The Methodists aren't united. Can they still be a church?

A global denomination, a clash of principles, and the coming reckoning

With entrenched camps miles apart on the issue of homosexuality, the United Methodist Church is careening toward a fateful choice: either split into two segments along ideological lines or radically redefine how it operates as a church. A moderate middle still hopes that the parties can somehow hang together under one denominational banner. Much will hinge on whether an overhauled concept of church—perhaps featuring more autonomy for regional bodies, congregations, and clergy—can win broad support in the global 12.1-million-member denomination.

“This is a very fragile moment for us—in some ways a very sacred and holy moment—because we’re dealing with big stuff,” said North Dakota bishop Bruce Ough, who serves as president of the UMC’s Council of Bishops. “We’re trying to do it in a way that probably has not been done by others who have wrestled with this [issue].”

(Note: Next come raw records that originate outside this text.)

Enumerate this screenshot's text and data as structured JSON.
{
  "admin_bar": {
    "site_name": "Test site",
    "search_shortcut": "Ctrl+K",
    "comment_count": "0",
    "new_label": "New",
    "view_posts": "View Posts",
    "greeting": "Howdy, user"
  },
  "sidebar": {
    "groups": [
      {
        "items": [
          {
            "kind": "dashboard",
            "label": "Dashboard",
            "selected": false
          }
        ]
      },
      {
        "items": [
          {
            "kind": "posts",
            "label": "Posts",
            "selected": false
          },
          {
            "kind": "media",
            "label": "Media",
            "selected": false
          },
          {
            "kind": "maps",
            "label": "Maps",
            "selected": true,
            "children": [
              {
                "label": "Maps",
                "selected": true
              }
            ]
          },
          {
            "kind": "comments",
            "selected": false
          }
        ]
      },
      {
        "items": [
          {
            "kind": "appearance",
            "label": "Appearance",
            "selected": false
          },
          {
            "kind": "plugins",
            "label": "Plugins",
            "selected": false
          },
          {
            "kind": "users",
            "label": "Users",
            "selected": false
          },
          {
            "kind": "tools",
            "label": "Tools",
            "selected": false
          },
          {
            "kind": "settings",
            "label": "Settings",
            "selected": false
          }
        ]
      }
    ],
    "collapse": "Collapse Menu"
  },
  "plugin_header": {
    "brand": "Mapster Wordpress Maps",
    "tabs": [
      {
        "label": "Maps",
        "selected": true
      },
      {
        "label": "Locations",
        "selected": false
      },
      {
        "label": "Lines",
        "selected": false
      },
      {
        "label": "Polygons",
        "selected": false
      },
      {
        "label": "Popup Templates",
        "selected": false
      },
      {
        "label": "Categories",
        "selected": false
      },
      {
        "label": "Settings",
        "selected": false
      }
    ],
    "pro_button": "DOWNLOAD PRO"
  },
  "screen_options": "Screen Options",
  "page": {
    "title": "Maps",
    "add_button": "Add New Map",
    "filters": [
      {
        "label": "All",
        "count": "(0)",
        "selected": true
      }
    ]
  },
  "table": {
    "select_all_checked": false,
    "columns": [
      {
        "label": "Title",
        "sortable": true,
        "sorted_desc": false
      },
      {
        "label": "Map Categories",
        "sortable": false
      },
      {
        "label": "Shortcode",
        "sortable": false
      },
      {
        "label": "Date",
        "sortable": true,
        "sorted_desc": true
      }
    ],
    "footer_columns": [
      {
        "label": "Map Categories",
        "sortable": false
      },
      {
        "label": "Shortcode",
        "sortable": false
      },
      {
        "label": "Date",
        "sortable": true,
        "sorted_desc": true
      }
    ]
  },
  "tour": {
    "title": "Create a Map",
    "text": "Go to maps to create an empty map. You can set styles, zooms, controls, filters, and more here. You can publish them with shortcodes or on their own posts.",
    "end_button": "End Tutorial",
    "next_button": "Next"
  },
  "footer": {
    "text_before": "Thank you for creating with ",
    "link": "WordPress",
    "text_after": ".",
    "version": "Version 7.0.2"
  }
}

Fueling the urgency is the election in July of Karen Oliveto as the UMC’s first openly gay bishop. For conservatives, this election presents a crisis, because the church’s Book of Discipline prohibits any “self-avowed, practicing homosexual” from becoming an ordained minister. They argue that covenants among Methodists will be rendered meaningless if the church lets Oliveto become a bishop and de facto blesses in one place what it bans in another.